BY CAIRRIL MILLS
The work of Robert Mapplethorpe “holds a significant place in the history of artistic struggle to depict the world as it is with honesty and truth,” the curators of Britain’s renowned Tate Gallery wrote of the late controversial American photographer (1946–89).
Thirty prints, depicting some of the artist’s most graphic works, are being exhibited for the first time October 10 through November 22 at the Grunwald Gallery of Art in the Indiana University Henry Radford Hope School of Fine Arts.
The show, entitled “Robert Mapplethorpe: Photographs from The Kinsey Institute Collection,” includes photos of men embracing, male nudes, and more “difficult” pieces capturing the S&M scene of pre-AIDS New York City, according to Betsy Stirratt, director of the Grunwald. The exhibit also includes materials describing successful attempts to censor Mapplethorpe’s work.

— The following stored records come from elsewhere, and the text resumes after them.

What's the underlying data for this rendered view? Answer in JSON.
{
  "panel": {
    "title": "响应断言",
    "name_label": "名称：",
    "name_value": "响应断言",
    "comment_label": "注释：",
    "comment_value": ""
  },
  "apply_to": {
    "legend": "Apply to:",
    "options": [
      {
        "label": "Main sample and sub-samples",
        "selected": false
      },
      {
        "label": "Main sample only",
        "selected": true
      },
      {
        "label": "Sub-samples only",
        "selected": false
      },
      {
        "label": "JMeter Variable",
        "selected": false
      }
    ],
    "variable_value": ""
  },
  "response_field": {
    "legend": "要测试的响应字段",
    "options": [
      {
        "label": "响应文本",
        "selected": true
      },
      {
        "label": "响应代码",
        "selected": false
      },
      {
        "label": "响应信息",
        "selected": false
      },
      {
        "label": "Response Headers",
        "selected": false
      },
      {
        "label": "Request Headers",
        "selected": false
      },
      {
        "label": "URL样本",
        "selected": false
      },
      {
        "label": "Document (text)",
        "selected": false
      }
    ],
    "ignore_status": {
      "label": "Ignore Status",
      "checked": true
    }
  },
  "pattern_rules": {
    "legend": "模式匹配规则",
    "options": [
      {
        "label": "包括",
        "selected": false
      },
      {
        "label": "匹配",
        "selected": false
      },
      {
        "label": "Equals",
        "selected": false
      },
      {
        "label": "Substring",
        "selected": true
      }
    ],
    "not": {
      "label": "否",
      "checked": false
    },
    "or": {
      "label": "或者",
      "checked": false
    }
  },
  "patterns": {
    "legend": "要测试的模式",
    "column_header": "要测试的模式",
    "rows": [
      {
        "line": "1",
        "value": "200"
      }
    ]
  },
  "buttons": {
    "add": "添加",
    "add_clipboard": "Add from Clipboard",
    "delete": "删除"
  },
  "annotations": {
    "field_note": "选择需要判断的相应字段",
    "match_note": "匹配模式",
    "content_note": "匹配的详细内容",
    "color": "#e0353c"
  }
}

Thirty prints were donated to The Kinsey Institute in 2011 by The Robert Mapplethorpe Foundation, which identifies institutions around the country that would be fitting repositories of the late artist’s work. At the time of the donation, foundation president Michael Stout said The Kinsey Institute was chosen to receive these prints because of its scholarly mission and IU’s “storied record of academic freedom.”

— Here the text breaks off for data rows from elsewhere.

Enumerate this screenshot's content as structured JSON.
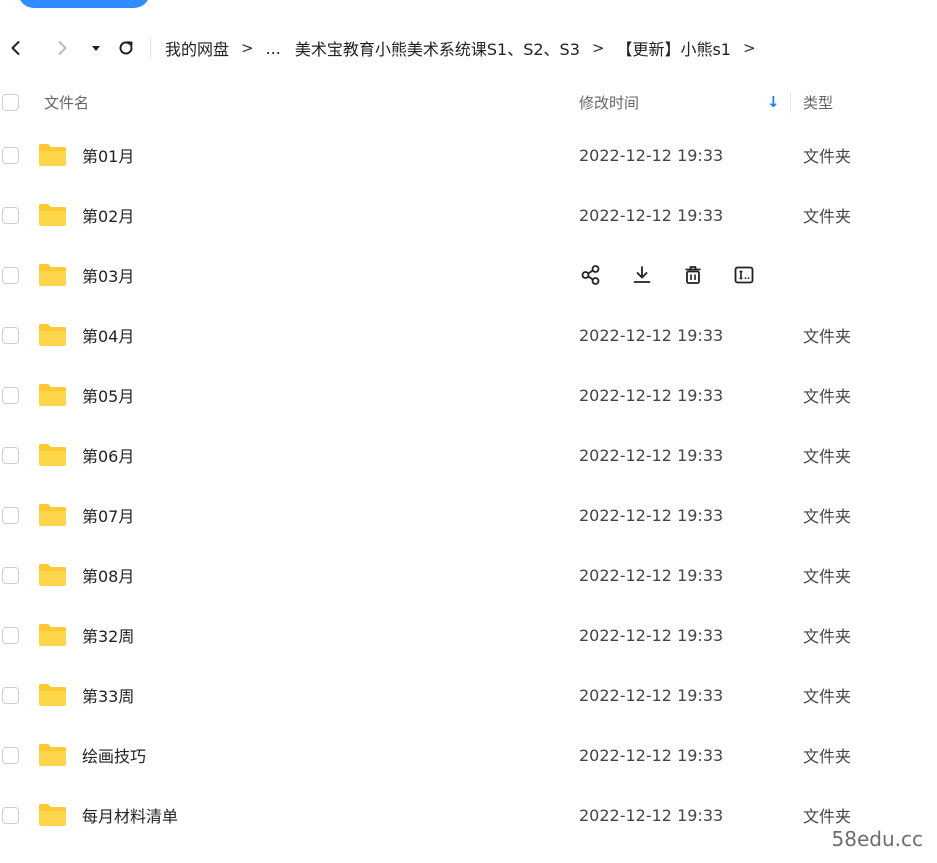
{
  "breadcrumb": {
    "items": [
      "我的网盘",
      "...",
      "美术宝教育小熊美术系统课S1、S2、S3",
      "【更新】小熊s1"
    ],
    "separator": ">"
  },
  "table": {
    "headers": {
      "name": "文件名",
      "modified": "修改时间",
      "type": "类型"
    },
    "rows": [
      {
        "name": "第01月",
        "modified": "2022-12-12 19:33",
        "type": "文件夹"
      },
      {
        "name": "第02月",
        "modified": "2022-12-12 19:33",
        "type": "文件夹"
      },
      {
        "name": "第03月",
        "modified": "",
        "type": "",
        "hovered": true
      },
      {
        "name": "第04月",
        "modified": "2022-12-12 19:33",
        "type": "文件夹"
      },
      {
        "name": "第05月",
        "modified": "2022-12-12 19:33",
        "type": "文件夹"
      },
      {
        "name": "第06月",
        "modified": "2022-12-12 19:33",
        "type": "文件夹"
      },
      {
        "name": "第07月",
        "modified": "2022-12-12 19:33",
        "type": "文件夹"
      },
      {
        "name": "第08月",
        "modified": "2022-12-12 19:33",
        "type": "文件夹"
      },
      {
        "name": "第32周",
        "modified": "2022-12-12 19:33",
        "type": "文件夹"
      },
      {
        "name": "第33周",
        "modified": "2022-12-12 19:33",
        "type": "文件夹"
      },
      {
        "name": "绘画技巧",
        "modified": "2022-12-12 19:33",
        "type": "文件夹"
      },
      {
        "name": "每月材料清单",
        "modified": "2022-12-12 19:33",
        "type": "文件夹"
      }
    ]
  },
  "row_actions": [
    "share-icon",
    "download-icon",
    "delete-icon",
    "rename-icon"
  ],
  "icons": {
    "back": "chevron-left-icon",
    "forward": "chevron-right-icon",
    "dropdown": "caret-down-icon",
    "refresh": "refresh-icon",
    "folder": "folder-icon",
    "sort": "arrow-down-icon"
  },
  "colors": {
    "accent": "#2f8cff",
    "sort_arrow": "#1a7cff",
    "folder": "#ffc933"
  },
  "watermark": "58edu.cc"
}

Stirratt sees value in showing the “difficult” pieces. “It reflects a time period [the 1970s and ’80s] when artists were creating work before people were more comfortable creating art exploring sexual differences and gay sexuality. I think the value lies in people seeing what was being created by an internationally known photographer who was working at a time when freedom of expression was being questioned.”

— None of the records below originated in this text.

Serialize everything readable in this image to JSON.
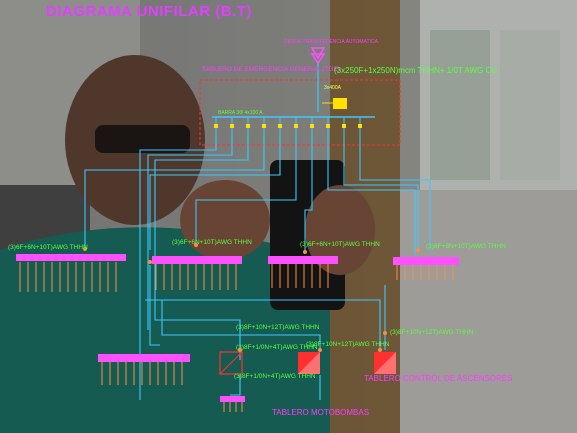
{
  "title": "DIAGRAMA UNIFILAR  (B.T)",
  "source_label": "DESDE TRANSFERENCIA AUTOMATICA",
  "main_board": {
    "label": "TABLERO DE EMERGENCIA GENERAL (TGE)",
    "feed_cable": "(3x250F+1x250N)mcm THHN+ 1/0T AWG CU",
    "bus_label": "BARRA 3Φ 4x100 A",
    "breaker_label": "3x400A"
  },
  "feeders": [
    {
      "cable": "(3)6F+6N+10T)AWG THHN"
    },
    {
      "cable": "(3)6F+6N+10T)AWG THHN"
    },
    {
      "cable": "(3)6F+6N+10T)AWG THHN"
    },
    {
      "cable": "(3)6F+8N+10T)AWG THHN"
    },
    {
      "cable": "(3)8F+10N+12T)AWG THHN"
    },
    {
      "cable": "(3)8F+10N+12T)AWG THHN"
    },
    {
      "cable": "(3)8F+10N+12T)AWG THHN"
    },
    {
      "cable": "(3)8F+1/0N+4T)AWG THHN"
    },
    {
      "cable": "(3)8F+1/0N+4T)AWG THHN"
    }
  ],
  "sub_boards": {
    "ascensores": "TABLERO CONTROL DE ASCENSORES",
    "motobombas": "TABLERO MOTOBOMBAS"
  },
  "colors": {
    "title": "#e040ff",
    "wire": "#3cc8ff",
    "cable_text": "#5cff3c",
    "board_outline": "#ff3030",
    "panel": "#ff50ff"
  }
}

Photographic historian Andrew Moisey will put the prints in historical context with his talk “Robert Mapplethorpe: Pleasure and Pain” on October 24 at noon at the Grunwald.
The gallery’s hours are noon to 4 p.m. Tuesday through Saturday. All events are free and open to the public, although the gallery emphasizes that this exhibition is not appropriate for children. For more information, visit the Grunwald website. Contact Kinsey Institute curator Catherine Johnson-Roehr at [email protected] to learn more about the collection.